:: Requirement ::
If a line of the data below holds the word "pill", list it.

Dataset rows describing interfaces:
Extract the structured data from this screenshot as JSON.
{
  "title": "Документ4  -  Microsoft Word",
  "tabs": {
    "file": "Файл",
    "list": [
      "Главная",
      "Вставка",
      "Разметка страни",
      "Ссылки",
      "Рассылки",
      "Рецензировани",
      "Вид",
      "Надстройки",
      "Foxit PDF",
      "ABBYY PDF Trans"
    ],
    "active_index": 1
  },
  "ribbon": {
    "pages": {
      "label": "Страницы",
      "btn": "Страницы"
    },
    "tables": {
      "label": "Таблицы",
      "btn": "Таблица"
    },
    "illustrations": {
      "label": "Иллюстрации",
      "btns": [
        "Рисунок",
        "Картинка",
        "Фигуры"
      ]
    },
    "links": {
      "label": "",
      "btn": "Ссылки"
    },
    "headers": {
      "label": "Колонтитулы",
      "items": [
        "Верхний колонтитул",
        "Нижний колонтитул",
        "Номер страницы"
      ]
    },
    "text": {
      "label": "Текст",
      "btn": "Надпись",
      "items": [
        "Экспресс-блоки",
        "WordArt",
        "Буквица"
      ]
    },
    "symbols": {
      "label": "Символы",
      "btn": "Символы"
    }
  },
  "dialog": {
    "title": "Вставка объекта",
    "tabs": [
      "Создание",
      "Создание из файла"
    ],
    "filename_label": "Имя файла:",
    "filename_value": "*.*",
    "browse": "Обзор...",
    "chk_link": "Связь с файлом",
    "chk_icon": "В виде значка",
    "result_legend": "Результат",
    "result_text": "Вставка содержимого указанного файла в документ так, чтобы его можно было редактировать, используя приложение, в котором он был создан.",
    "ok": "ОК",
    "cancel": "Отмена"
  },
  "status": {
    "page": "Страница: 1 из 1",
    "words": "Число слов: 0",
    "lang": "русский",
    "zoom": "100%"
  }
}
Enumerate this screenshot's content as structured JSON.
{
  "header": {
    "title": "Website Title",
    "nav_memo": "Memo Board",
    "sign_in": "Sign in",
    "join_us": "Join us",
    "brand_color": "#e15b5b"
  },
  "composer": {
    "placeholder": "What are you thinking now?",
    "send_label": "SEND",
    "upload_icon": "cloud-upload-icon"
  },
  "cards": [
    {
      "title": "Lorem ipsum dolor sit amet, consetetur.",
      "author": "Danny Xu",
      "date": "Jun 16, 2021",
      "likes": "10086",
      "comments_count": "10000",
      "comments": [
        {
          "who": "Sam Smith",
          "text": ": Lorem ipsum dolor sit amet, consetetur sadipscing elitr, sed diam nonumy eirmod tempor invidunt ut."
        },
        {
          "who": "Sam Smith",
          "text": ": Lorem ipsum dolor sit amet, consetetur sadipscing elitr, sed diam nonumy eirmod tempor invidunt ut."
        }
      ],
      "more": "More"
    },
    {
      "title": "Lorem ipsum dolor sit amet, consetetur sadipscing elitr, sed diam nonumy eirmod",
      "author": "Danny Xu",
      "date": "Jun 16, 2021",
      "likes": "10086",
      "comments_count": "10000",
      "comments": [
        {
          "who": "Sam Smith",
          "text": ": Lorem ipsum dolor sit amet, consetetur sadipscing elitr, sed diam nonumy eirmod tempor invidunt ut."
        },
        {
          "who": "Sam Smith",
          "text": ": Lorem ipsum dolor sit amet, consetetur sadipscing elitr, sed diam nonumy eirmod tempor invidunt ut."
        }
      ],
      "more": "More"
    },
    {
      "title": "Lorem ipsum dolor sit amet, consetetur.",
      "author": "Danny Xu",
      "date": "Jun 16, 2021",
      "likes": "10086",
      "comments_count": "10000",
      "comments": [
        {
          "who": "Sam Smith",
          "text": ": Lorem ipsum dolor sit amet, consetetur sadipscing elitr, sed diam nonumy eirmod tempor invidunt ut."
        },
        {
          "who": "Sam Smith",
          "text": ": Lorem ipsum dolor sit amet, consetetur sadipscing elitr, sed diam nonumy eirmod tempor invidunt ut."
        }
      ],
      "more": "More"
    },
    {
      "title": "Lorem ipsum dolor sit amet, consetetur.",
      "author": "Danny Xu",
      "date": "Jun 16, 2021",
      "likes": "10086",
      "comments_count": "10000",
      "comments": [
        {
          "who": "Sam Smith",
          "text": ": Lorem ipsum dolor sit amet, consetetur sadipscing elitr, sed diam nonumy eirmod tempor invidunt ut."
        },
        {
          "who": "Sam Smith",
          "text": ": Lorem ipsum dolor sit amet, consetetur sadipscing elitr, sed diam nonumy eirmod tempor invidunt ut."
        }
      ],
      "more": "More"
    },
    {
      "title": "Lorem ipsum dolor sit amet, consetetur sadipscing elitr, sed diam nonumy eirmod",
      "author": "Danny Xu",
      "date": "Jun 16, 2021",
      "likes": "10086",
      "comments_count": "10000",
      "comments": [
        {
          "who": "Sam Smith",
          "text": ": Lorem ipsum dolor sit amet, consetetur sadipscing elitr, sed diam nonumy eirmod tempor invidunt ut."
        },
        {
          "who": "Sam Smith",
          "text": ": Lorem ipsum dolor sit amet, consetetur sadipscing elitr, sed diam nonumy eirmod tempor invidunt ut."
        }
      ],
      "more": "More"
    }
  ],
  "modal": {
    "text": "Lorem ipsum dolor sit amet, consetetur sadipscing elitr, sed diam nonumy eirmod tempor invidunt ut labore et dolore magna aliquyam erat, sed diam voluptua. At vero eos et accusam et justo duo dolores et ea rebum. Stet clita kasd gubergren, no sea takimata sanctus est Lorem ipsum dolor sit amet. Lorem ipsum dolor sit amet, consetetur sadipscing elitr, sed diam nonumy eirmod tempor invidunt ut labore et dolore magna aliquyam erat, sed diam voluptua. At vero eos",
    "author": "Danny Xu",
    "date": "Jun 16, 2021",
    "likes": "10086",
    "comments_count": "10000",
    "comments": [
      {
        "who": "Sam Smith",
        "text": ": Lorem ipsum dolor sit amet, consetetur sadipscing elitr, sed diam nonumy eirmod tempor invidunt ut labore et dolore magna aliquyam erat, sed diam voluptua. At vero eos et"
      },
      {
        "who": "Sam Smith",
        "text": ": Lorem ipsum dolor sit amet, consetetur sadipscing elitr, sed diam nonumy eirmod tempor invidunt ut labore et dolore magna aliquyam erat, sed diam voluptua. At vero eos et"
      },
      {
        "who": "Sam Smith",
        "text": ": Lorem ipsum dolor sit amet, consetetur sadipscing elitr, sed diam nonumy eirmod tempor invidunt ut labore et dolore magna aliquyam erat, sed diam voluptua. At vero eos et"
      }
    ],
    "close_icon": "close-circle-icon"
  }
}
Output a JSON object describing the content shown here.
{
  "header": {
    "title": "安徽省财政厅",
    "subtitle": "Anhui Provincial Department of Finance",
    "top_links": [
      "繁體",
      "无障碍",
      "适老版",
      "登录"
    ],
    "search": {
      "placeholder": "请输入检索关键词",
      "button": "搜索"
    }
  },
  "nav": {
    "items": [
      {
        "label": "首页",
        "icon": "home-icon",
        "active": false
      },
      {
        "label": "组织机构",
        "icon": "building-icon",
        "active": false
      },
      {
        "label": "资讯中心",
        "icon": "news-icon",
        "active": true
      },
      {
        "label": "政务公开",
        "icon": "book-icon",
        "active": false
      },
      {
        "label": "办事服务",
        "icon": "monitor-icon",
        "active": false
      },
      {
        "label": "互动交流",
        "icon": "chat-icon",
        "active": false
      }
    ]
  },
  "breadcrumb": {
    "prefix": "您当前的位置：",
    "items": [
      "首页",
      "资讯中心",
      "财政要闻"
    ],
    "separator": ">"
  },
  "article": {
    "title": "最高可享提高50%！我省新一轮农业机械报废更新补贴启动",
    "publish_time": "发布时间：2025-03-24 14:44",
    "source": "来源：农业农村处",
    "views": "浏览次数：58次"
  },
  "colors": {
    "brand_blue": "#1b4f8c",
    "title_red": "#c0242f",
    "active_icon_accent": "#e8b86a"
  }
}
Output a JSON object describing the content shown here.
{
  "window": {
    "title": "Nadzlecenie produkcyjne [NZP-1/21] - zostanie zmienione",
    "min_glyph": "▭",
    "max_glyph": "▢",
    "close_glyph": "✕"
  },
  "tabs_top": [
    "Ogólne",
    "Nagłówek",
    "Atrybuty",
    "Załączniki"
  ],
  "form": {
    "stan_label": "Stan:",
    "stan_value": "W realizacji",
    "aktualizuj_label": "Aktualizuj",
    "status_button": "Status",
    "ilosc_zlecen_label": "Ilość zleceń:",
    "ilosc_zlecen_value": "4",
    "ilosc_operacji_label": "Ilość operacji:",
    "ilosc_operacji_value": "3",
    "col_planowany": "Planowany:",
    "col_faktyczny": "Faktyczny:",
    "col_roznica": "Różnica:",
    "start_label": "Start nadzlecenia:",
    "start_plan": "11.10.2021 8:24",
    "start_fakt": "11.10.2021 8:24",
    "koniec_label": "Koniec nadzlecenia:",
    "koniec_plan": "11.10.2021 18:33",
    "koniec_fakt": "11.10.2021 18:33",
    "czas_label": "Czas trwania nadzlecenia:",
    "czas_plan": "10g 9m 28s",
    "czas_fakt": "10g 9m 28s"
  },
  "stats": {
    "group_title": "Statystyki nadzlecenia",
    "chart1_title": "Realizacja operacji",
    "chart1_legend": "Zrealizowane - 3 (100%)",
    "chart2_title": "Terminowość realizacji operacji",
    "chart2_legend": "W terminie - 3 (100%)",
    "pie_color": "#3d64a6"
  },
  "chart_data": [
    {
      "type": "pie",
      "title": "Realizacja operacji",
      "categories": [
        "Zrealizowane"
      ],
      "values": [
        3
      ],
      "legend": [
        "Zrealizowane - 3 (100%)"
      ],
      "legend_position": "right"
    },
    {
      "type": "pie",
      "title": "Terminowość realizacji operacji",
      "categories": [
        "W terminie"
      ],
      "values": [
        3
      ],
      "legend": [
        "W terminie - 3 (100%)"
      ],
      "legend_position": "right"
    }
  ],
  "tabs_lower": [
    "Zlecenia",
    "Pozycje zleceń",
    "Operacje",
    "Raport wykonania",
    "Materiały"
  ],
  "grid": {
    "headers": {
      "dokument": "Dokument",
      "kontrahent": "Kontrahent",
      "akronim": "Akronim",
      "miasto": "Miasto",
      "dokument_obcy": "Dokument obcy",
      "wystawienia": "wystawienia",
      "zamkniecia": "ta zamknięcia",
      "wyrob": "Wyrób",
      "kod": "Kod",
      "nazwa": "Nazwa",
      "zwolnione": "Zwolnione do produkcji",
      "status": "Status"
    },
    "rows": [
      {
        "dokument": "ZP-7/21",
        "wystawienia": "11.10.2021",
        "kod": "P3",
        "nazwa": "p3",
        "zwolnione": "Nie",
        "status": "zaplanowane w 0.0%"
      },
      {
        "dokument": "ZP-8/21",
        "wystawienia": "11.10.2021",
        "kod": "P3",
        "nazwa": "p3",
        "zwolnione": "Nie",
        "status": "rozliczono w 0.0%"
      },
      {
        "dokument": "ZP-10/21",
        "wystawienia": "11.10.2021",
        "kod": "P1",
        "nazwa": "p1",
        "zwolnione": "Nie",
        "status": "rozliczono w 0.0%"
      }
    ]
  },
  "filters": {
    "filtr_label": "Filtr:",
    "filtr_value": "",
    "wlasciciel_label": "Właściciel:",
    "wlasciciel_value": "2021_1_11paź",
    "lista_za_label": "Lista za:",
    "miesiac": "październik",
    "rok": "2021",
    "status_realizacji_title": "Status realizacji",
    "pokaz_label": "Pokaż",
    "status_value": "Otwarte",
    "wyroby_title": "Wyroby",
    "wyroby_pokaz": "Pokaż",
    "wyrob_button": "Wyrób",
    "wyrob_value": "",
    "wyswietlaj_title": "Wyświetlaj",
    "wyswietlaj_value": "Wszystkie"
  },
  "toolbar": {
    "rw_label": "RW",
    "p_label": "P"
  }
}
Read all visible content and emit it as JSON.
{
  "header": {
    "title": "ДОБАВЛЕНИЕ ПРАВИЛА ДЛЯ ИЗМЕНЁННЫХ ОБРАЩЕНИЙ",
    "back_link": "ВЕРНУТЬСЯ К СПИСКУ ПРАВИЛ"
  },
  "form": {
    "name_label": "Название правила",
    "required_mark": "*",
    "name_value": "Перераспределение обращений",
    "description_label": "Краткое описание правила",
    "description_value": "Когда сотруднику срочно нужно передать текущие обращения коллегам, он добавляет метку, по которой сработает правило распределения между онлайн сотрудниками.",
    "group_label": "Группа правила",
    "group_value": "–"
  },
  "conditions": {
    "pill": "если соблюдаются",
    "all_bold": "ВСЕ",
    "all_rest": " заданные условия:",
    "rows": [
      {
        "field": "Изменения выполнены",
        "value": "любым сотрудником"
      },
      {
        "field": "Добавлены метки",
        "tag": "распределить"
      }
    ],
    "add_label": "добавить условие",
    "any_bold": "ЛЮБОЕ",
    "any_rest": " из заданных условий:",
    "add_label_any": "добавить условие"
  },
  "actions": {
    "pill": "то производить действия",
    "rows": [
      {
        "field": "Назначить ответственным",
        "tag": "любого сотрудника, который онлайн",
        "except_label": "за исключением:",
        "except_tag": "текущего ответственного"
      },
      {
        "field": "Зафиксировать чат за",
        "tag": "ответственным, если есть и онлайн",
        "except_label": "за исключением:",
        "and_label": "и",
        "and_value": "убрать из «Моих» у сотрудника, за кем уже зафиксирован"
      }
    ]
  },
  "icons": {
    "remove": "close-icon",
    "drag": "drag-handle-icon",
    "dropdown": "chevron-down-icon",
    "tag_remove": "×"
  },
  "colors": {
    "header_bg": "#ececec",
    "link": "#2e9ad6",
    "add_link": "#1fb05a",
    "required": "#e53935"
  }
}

:: Finished task ::
    "pill": "если соблюдаются",
    "pill": "то производить действия",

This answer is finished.